Being of a more academic mind, I first put my trust in the scholarly approach: analyzing texts in the light of the grammatico-historical method. Surely a disciplined, intelligent, and learned hermeneutic would allow us to discover the truth of God’s Word, right? Many Christians have believed this, but the institutions they’ve founded to conduct and promote scholarly studies of Scripture have followed a consistent pattern: the more you study the Bible academically and (dare I say) scientifically, the more liberal you become. One individual scholar might spend a lifetime in such studies and not lose their original faith, but institutions that keep the flame of knowledge alit across multiple generations have all drifted into “Jesus Seminar” liberalism.
But Christians keep trying, founding new universities and colleges in rebellion against their earlier institutions. I’ve attended one such college, and even though they made it a point to shackle academic inquiry with the bonds of a strict and dogmatic tradition, the seeds of liberalism—questions—were already starting to take root among the younger faculty. Having been trained in the answers of the past generations, the new scholars wanted to explore the issues raised by those answers, and therein lies the road to apostasy.

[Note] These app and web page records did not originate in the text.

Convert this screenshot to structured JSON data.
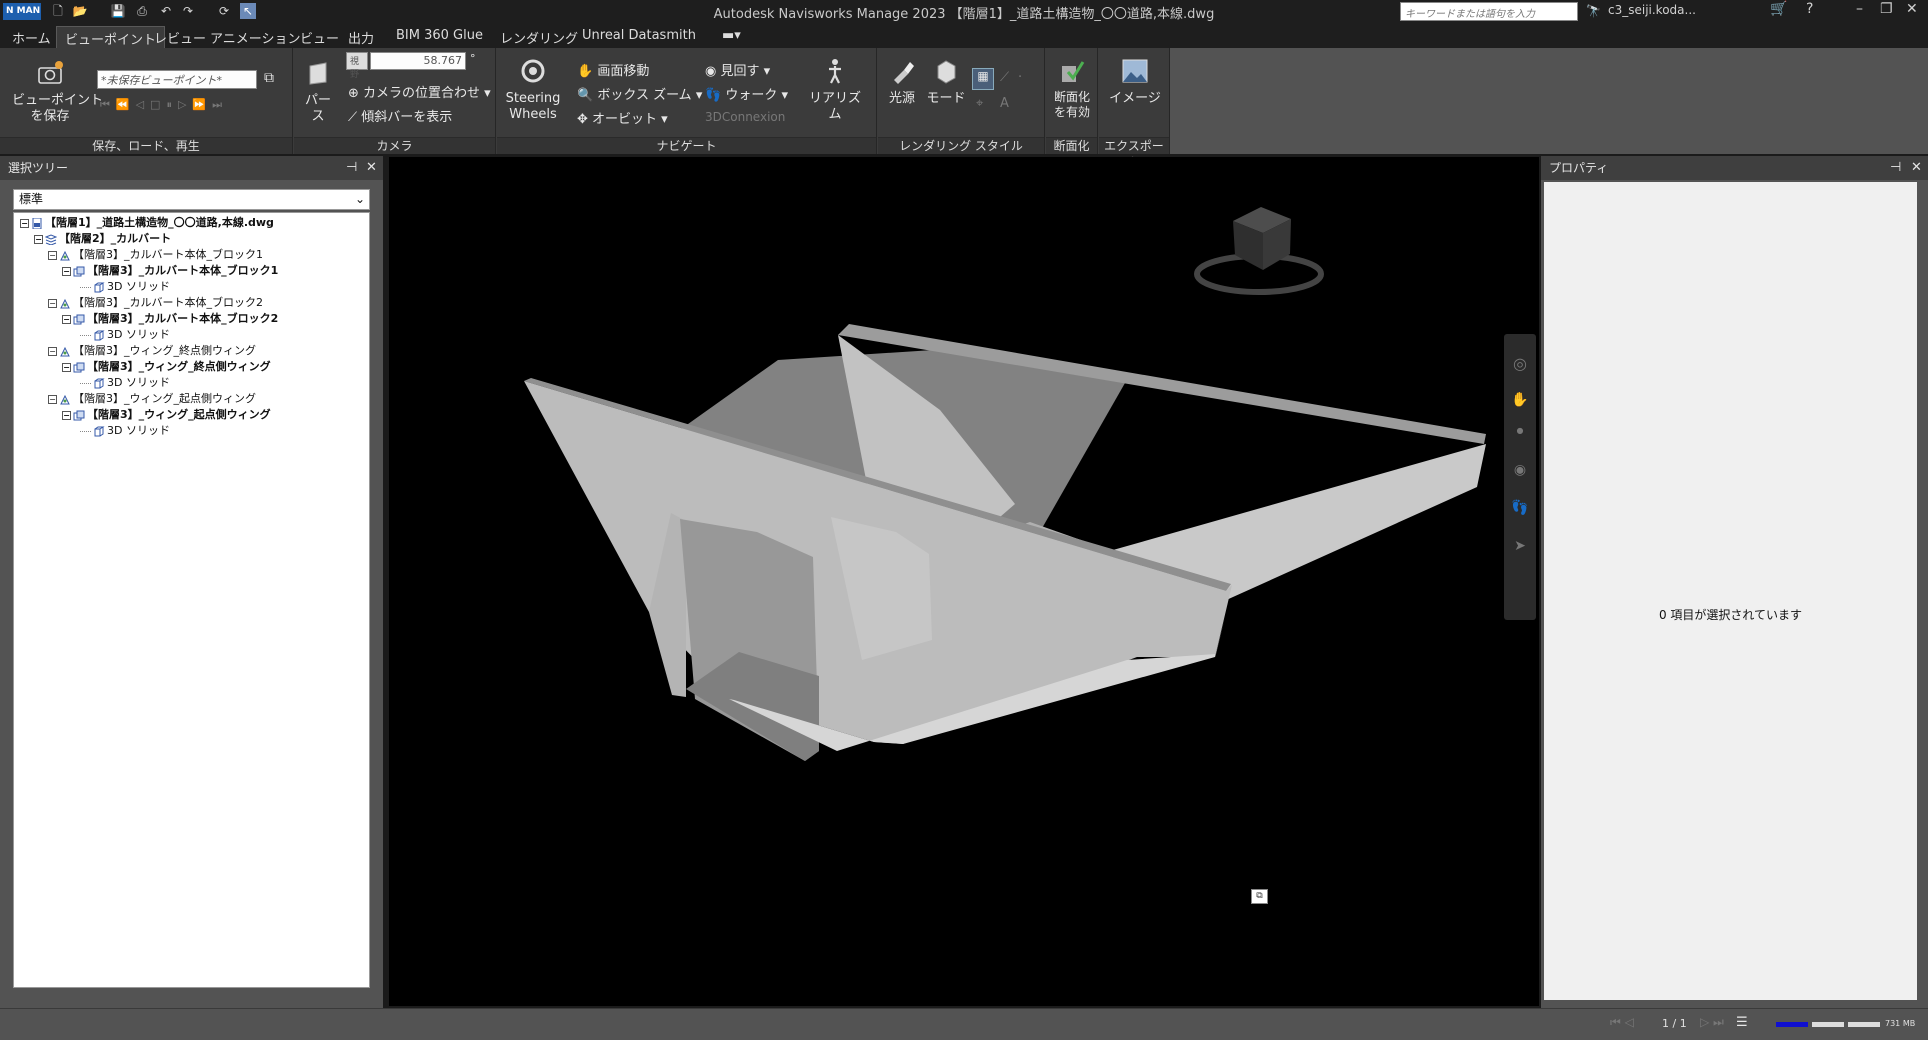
{
  "app": {
    "logo": "N MAN",
    "title": "Autodesk Navisworks Manage 2023 【階層1】_道路土構造物_〇〇道路,本線.dwg"
  },
  "titlebar": {
    "search_placeholder": "キーワードまたは語句を入力",
    "user": "c3_seiji.koda..."
  },
  "tabs": [
    "ホーム",
    "ビューポイント",
    "レビュー",
    "アニメーション",
    "ビュー",
    "出力",
    "BIM 360 Glue",
    "レンダリング",
    "Unreal Datasmith"
  ],
  "active_tab": "ビューポイント",
  "ribbon": {
    "save": {
      "button": "ビューポイント\nを保存",
      "viewpoint_placeholder": "*未保存ビューポイント*",
      "panel_title": "保存、ロード、再生"
    },
    "camera": {
      "perspective": "パース",
      "fov_label": "視野",
      "fov_value": "58.767",
      "fov_unit": "°",
      "align": "カメラの位置合わせ",
      "tilt": "傾斜バーを表示",
      "panel_title": "カメラ"
    },
    "navigate": {
      "steering": "Steering\nWheels",
      "pan": "画面移動",
      "box_zoom": "ボックス ズーム",
      "orbit": "オービット",
      "look": "見回す",
      "walk": "ウォーク",
      "connexion": "3DConnexion",
      "realism": "リアリズム",
      "panel_title": "ナビゲート"
    },
    "render_style": {
      "light": "光源",
      "mode": "モード",
      "panel_title": "レンダリング スタイル"
    },
    "sectioning": {
      "enable": "断面化\nを有効",
      "panel_title": "断面化"
    },
    "export": {
      "image": "イメージ",
      "panel_title": "エクスポート"
    }
  },
  "selection_tree": {
    "title": "選択ツリー",
    "mode": "標準",
    "nodes": [
      {
        "label": "【階層1】_道路土構造物_〇〇道路,本線.dwg",
        "bold": true,
        "level": 0,
        "expand": "−",
        "icon": "file"
      },
      {
        "label": "【階層2】_カルバート",
        "bold": true,
        "level": 1,
        "expand": "−",
        "icon": "layer"
      },
      {
        "label": "【階層3】_カルバート本体_ブロック1",
        "bold": false,
        "level": 2,
        "expand": "−",
        "icon": "block"
      },
      {
        "label": "【階層3】_カルバート本体_ブロック1",
        "bold": true,
        "level": 3,
        "expand": "−",
        "icon": "group"
      },
      {
        "label": "3D ソリッド",
        "bold": false,
        "level": 4,
        "expand": "",
        "icon": "solid"
      },
      {
        "label": "【階層3】_カルバート本体_ブロック2",
        "bold": false,
        "level": 2,
        "expand": "−",
        "icon": "block"
      },
      {
        "label": "【階層3】_カルバート本体_ブロック2",
        "bold": true,
        "level": 3,
        "expand": "−",
        "icon": "group"
      },
      {
        "label": "3D ソリッド",
        "bold": false,
        "level": 4,
        "expand": "",
        "icon": "solid"
      },
      {
        "label": "【階層3】_ウィング_終点側ウィング",
        "bold": false,
        "level": 2,
        "expand": "−",
        "icon": "block"
      },
      {
        "label": "【階層3】_ウィング_終点側ウィング",
        "bold": true,
        "level": 3,
        "expand": "−",
        "icon": "group"
      },
      {
        "label": "3D ソリッド",
        "bold": false,
        "level": 4,
        "expand": "",
        "icon": "solid"
      },
      {
        "label": "【階層3】_ウィング_起点側ウィング",
        "bold": false,
        "level": 2,
        "expand": "−",
        "icon": "block"
      },
      {
        "label": "【階層3】_ウィング_起点側ウィング",
        "bold": true,
        "level": 3,
        "expand": "−",
        "icon": "group"
      },
      {
        "label": "3D ソリッド",
        "bold": false,
        "level": 4,
        "expand": "",
        "icon": "solid"
      }
    ]
  },
  "properties": {
    "title": "プロパティ",
    "empty_message": "0 項目が選択されています"
  },
  "status": {
    "page": "1 / 1",
    "memory": "731 MB"
  }
}
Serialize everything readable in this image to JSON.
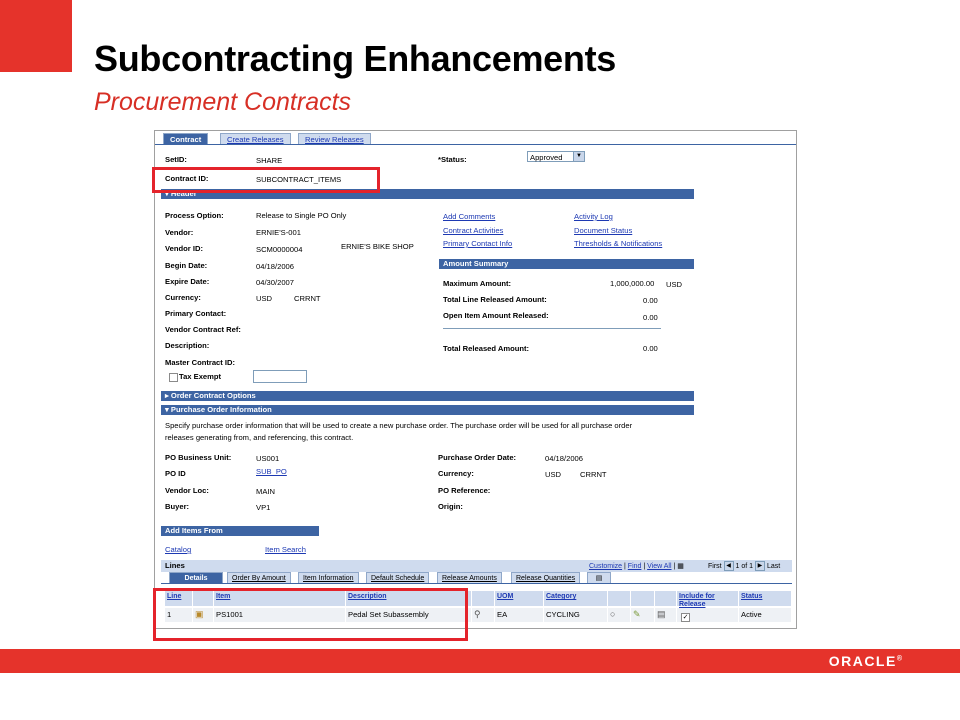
{
  "slide": {
    "title": "Subcontracting Enhancements",
    "subtitle": "Procurement Contracts",
    "brand": "ORACLE",
    "brand_mark": "®",
    "colors": {
      "accent_red": "#e5332b",
      "pia_blue": "#3d64a3",
      "link_blue": "#1d39b3"
    }
  },
  "tabs": [
    "Contract",
    "Create Releases",
    "Review Releases"
  ],
  "contract": {
    "setid_label": "SetID:",
    "setid_value": "SHARE",
    "contract_id_label": "Contract ID:",
    "contract_id_value": "SUBCONTRACT_ITEMS",
    "status_label": "*Status:",
    "status_value": "Approved"
  },
  "header": {
    "bar_label": "Header",
    "process_option_label": "Process Option:",
    "process_option_value": "Release to Single PO Only",
    "vendor_label": "Vendor:",
    "vendor_value": "ERNIE'S-001",
    "vendor_id_label": "Vendor ID:",
    "vendor_id_value": "SCM0000004",
    "vendor_name": "ERNIE'S BIKE SHOP",
    "begin_date_label": "Begin Date:",
    "begin_date_value": "04/18/2006",
    "expire_date_label": "Expire Date:",
    "expire_date_value": "04/30/2007",
    "currency_label": "Currency:",
    "currency_value": "USD",
    "currency_rate_type": "CRRNT",
    "primary_contact_label": "Primary Contact:",
    "vendor_contract_ref_label": "Vendor Contract Ref:",
    "description_label": "Description:",
    "master_contract_id_label": "Master Contract ID:",
    "tax_exempt_label": "Tax Exempt",
    "links": [
      "Add Comments",
      "Contract Activities",
      "Primary Contact Info",
      "Activity Log",
      "Document Status",
      "Thresholds & Notifications"
    ]
  },
  "amount_summary": {
    "bar_label": "Amount Summary",
    "max_amount_label": "Maximum Amount:",
    "max_amount_value": "1,000,000.00",
    "max_amount_currency": "USD",
    "total_line_released_label": "Total Line Released Amount:",
    "total_line_released_value": "0.00",
    "open_item_released_label": "Open Item Amount Released:",
    "open_item_released_value": "0.00",
    "total_released_label": "Total Released Amount:",
    "total_released_value": "0.00"
  },
  "order_contract_options": {
    "bar_label": "Order Contract Options"
  },
  "po_info": {
    "bar_label": "Purchase Order Information",
    "instructions_line1": "Specify purchase order information that will be used to create a new purchase order. The purchase order will be used for all purchase order",
    "instructions_line2": "releases generating from, and referencing, this contract.",
    "po_bu_label": "PO Business Unit:",
    "po_bu_value": "US001",
    "po_id_label": "PO ID",
    "po_id_value": "SUB_PO",
    "vendor_loc_label": "Vendor Loc:",
    "vendor_loc_value": "MAIN",
    "buyer_label": "Buyer:",
    "buyer_value": "VP1",
    "po_date_label": "Purchase Order Date:",
    "po_date_value": "04/18/2006",
    "currency_label": "Currency:",
    "currency_value": "USD",
    "currency_rate_type": "CRRNT",
    "po_reference_label": "PO Reference:",
    "origin_label": "Origin:"
  },
  "add_items": {
    "bar_label": "Add Items From",
    "catalog_link": "Catalog",
    "item_search_link": "Item Search"
  },
  "lines": {
    "title": "Lines",
    "customize": "Customize",
    "find": "Find",
    "view_all": "View All",
    "first": "First",
    "page_info": "1 of 1",
    "last": "Last",
    "tabs": [
      "Details",
      "Order By Amount",
      "Item Information",
      "Default Schedule",
      "Release Amounts",
      "Release Quantities"
    ],
    "columns": [
      "Line",
      "Item",
      "Description",
      "UOM",
      "Category",
      "Include for Release",
      "Status"
    ],
    "rows": [
      {
        "line": "1",
        "item": "PS1001",
        "description": "Pedal Set Subassembly",
        "uom": "EA",
        "category": "CYCLING",
        "include_for_release": true,
        "status": "Active"
      }
    ]
  }
}
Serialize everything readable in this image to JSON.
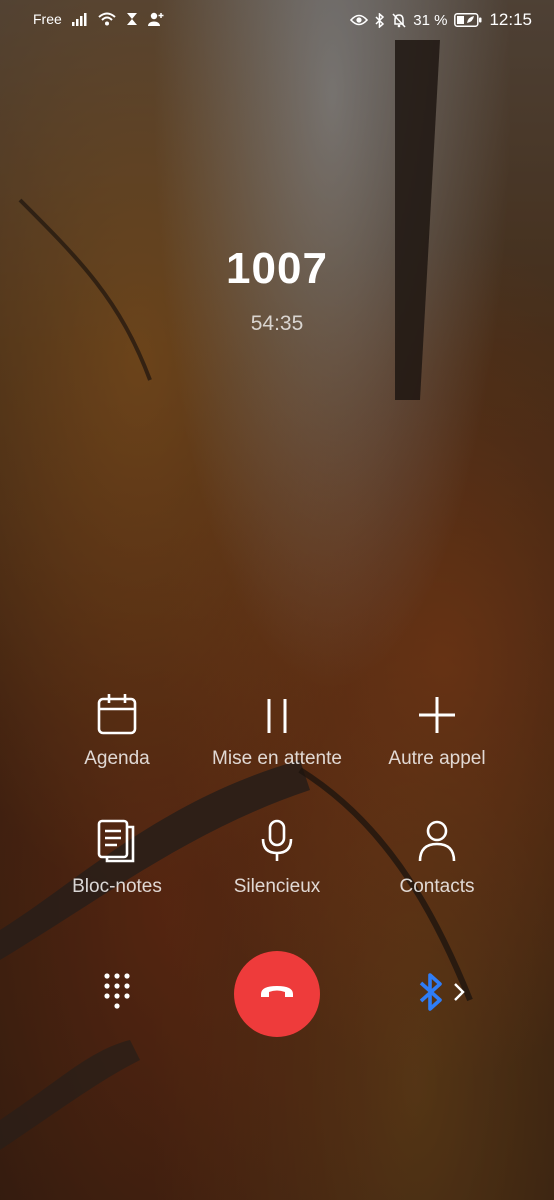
{
  "status_bar": {
    "carrier": "Free",
    "battery_percent": "31 %",
    "time": "12:15",
    "icons": [
      "signal-icon",
      "wifi-icon",
      "hourglass-icon",
      "person-add-icon",
      "eye-icon",
      "bluetooth-icon",
      "mute-bell-icon",
      "battery-icon"
    ]
  },
  "call": {
    "name": "1007",
    "duration": "54:35"
  },
  "actions": [
    {
      "label": "Agenda",
      "icon": "calendar-icon"
    },
    {
      "label": "Mise en attente",
      "icon": "pause-icon"
    },
    {
      "label": "Autre appel",
      "icon": "plus-icon"
    },
    {
      "label": "Bloc-notes",
      "icon": "notes-icon"
    },
    {
      "label": "Silencieux",
      "icon": "microphone-icon"
    },
    {
      "label": "Contacts",
      "icon": "contact-icon"
    }
  ],
  "bottom": {
    "keypad_icon": "dialpad-icon",
    "end_call_icon": "hang-up-icon",
    "audio_route_icon": "bluetooth-icon",
    "end_call_color": "#ee3b3b",
    "bluetooth_color": "#2f7df6"
  }
}
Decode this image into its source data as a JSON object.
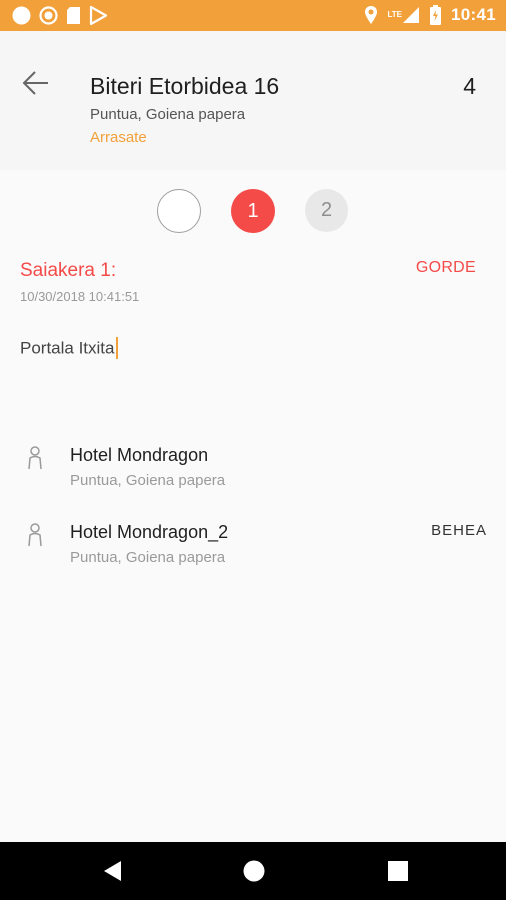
{
  "status_bar": {
    "time": "10:41",
    "network": "LTE",
    "left_icons": [
      "circle-notification-icon",
      "record-notification-icon",
      "sim-card-icon",
      "play-store-icon"
    ],
    "right_icons": [
      "location-icon",
      "signal-icon",
      "battery-icon"
    ]
  },
  "header": {
    "title": "Biteri Etorbidea 16",
    "subtitle": "Puntua, Goiena papera",
    "city": "Arrasate",
    "count": "4",
    "accent_color": "#f2a03a"
  },
  "steps": {
    "items": [
      "",
      "1",
      "2"
    ],
    "active": "1",
    "active_color": "#f44a48"
  },
  "attempt": {
    "title": "Saiakera 1:",
    "datetime": "10/30/2018 10:41:51",
    "save_label": "GORDE",
    "note_value": "Portala Itxita"
  },
  "contacts": [
    {
      "name": "Hotel Mondragon",
      "subtitle": "Puntua, Goiena papera",
      "tag": ""
    },
    {
      "name": "Hotel Mondragon_2",
      "subtitle": "Puntua, Goiena papera",
      "tag": "BEHEA"
    }
  ],
  "nav_bar": {
    "icons": [
      "back-triangle-icon",
      "home-circle-icon",
      "recents-square-icon"
    ]
  }
}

Even among conservative scholars, the grammatico-historical method does not so much produce a unity of results as it merely adds a layer of scholarly jargon on top of the ever-diverging tree of conflicting interpretation. Are you a dispensationalist? A sublapsarian? A post-tribulational amillennialist? Conservative scholars argue just as much as any other scholars or laymen, and where they do agree, their harmony comes from the conservative dogmas they accept as a given, not from their studies (which are carefully managed so as to always reinforce the “correct” dogmatic conclusions). And where the dogmatic traditions differ, the grammatico-historical interpretations diverge as well.
Scholarship is good, but it cannot find a “deep truth” that isn’t there. So where then shall we turn? Mysticism? Will the truth be revealed by prayer, fasting, and the Holy Spirit? I hoped that for a while too, but only by turning a blind eye to the fact that the mystics have the same problem as the conservative scholars: somehow God always seems to reveal the very views and opinions that the blessed believer happened to hold all along. What an amazing coincidence, eh?
In the end, there is no objective, common, verifiable standard that we can all use and that gives the same interpretation and application of the Scriptures. Every person ends up believing whatever interpretation seems right in his or her own eyes, because that’s ultimately the only standard we have available to us in God’s absence. And since we each experience the world a little bit differently, we each have a slightly (or significantly) different view of what seems right in our own eyes.
The result, as predicted by the Myth Hypothesis (but not by the Gospel Hypothesis) is a Church divided, with divisions that only increase over time. God does not show up in real life either to guide us or to explain the Bible to us, and people who love power over others only exploit “God’s Word” to lend divine authority to their own teachings and personal opinions. Even ordinary layfolk do! The Bible is a book that means all things to all people, and consequently it means nothing to anyone. It’s a magic mirror that shows you only a reflection of what you want to believe.